A medium-density townhouse project on Old Shakertown Road can move forward after gaining approval from the Danville-Boyle County Planning and Zoning Commission Wednesday morning. But the project will be limited in the total number of units it can put on the approximately 4-acre tract.
The P&Z Commission approved a zone change for the land from agricultural and residential to multi-family 7-0, with Commissioner Mary Beth Touchstone abstaining.
The applicant, Old Shakertown LLC, first approached P&Z in January, asking for an amendment to the future land-use map and a zone change. P&Z granted the FLUM amendment and altered the planned use of the property to “medium-density residential.” But it tabled the zone change until Old Shakertown LLC could come back with a traffic study showing whether or not the development would affect traffic congestion in the area.
On Wednesday, engineer Luther Galloway, a former Danville city engineer, told commissioners he had completed the traffic study for the developer and determined that the only impact to traffic flow would be at the intersection of Third Street/Ky. 33 and Lexington Avenue — a traffic light well-known for causing cars to back up in all directions.
If Old Shakertown built 62 units on its 4-acre tract, at the busiest time of day for traffic there (8 a.m.), it would add no more than one vehicle per traffic light cycle, Galloway said.
“That really won’t affect the level of service,” he said.
Joe Gay, a member of Old Shakertown LLC, agreed to three new conditions proposed by P&Z members during the meeting. Originally, Old Shakertown LLC had proposed building as many as 67 units. The conceptual plan presented Wednesday was for 62 units, but Galloway also provided an alternate conceptual plan with 51 units. Gay agreed to a condition on the zone change that no more than 51 would be built.
Gay also agreed that any units built facing Old Shakertown Road would be built with their fronts toward the road, not their backs. And he agreed that Old Shakertown LLC would provide “adequate” guest parking inside the development.
Six people testified during the portion of the public hearing reserved for those “against” the zone change, including Tim Kitts, the director of Danville’s Housing Authority.
The Housing Authority runs a moderate-density neighborhood of Section 8 housing, Nichols Terrace, adjacent to the land Old Shakertown LLC is planning to develop.
Kitts said his concern comes from looking at the development from a “family point of view,” because there aren’t plans for a playground or much public green space.
“If I move into this area of one-bedroom, two-bedroom units, where are my kids going to go?” Kitts asked. “… There’s nowhere for them to play except in the driveways.”
Kitts said he thinks around 30-40 units would be a good number because it would allow for more recreational space.
Old Shakertown LLC’s conceptual plans do include the possibility of maintaining a house currently on the property as a clubhouse or some sort of shared neighborhood space, but that plan is not guaranteed to happen.

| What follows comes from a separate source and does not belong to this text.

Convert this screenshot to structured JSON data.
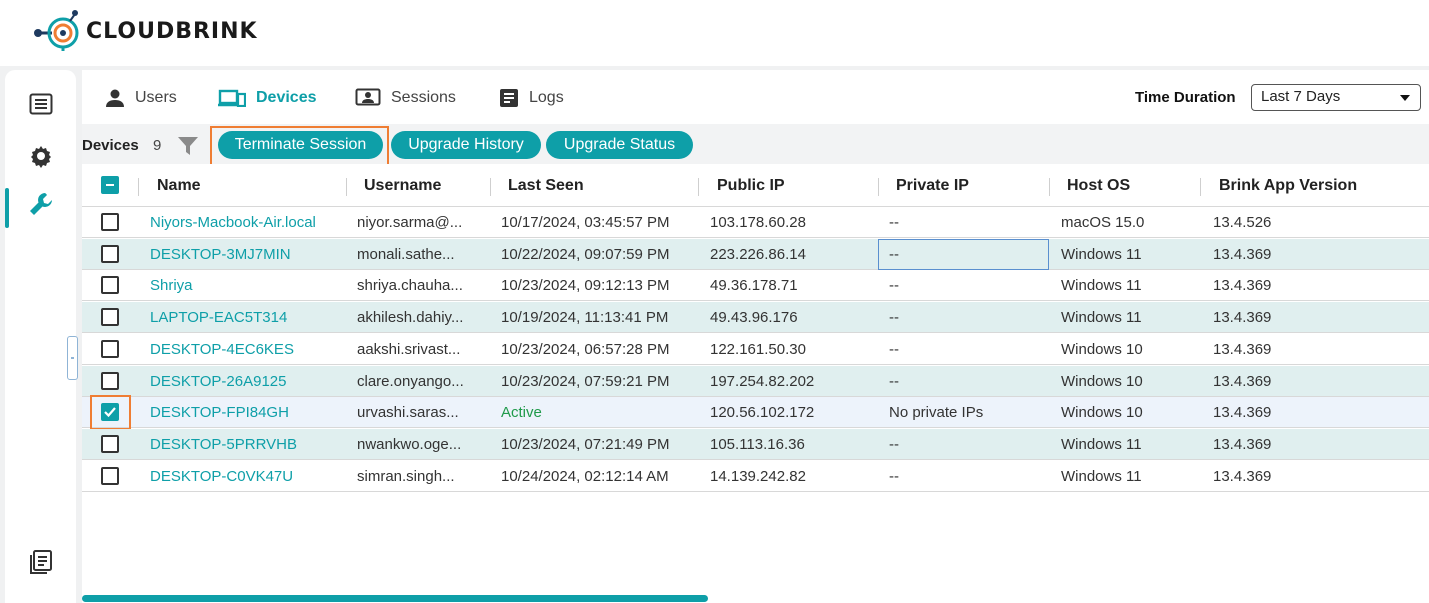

Others opposed had objections including:
- despite the traffic study, they fear the development will create more wrecks at the bottom of the hill on Ky. 33, where Old Shakertown Road intersects;
- the development could add to the area’s already existing problems of flooding and trash in the waterways; and
- the development would price out people living on small incomes.
Before the P&Z Commission voted to approve the zone change, Chair Jerry Leber noted the commission has nothing to do with setting rental fees or costs.
“That is a business risk the developer takes,” he said. “If they want to charge $2,000 a month or $200 a month, that’s obviously their choice. We have no interest in that whatsoever.”
Old Shakertown LLC must still return to P&Z with a site development plan that lays out more specifically what it intends to build before it can begin construction.
The McDowell House Museum and Danville-Boyle County Convention and Visitors Bureau are forming a partnership at Constitution Square Historic... read more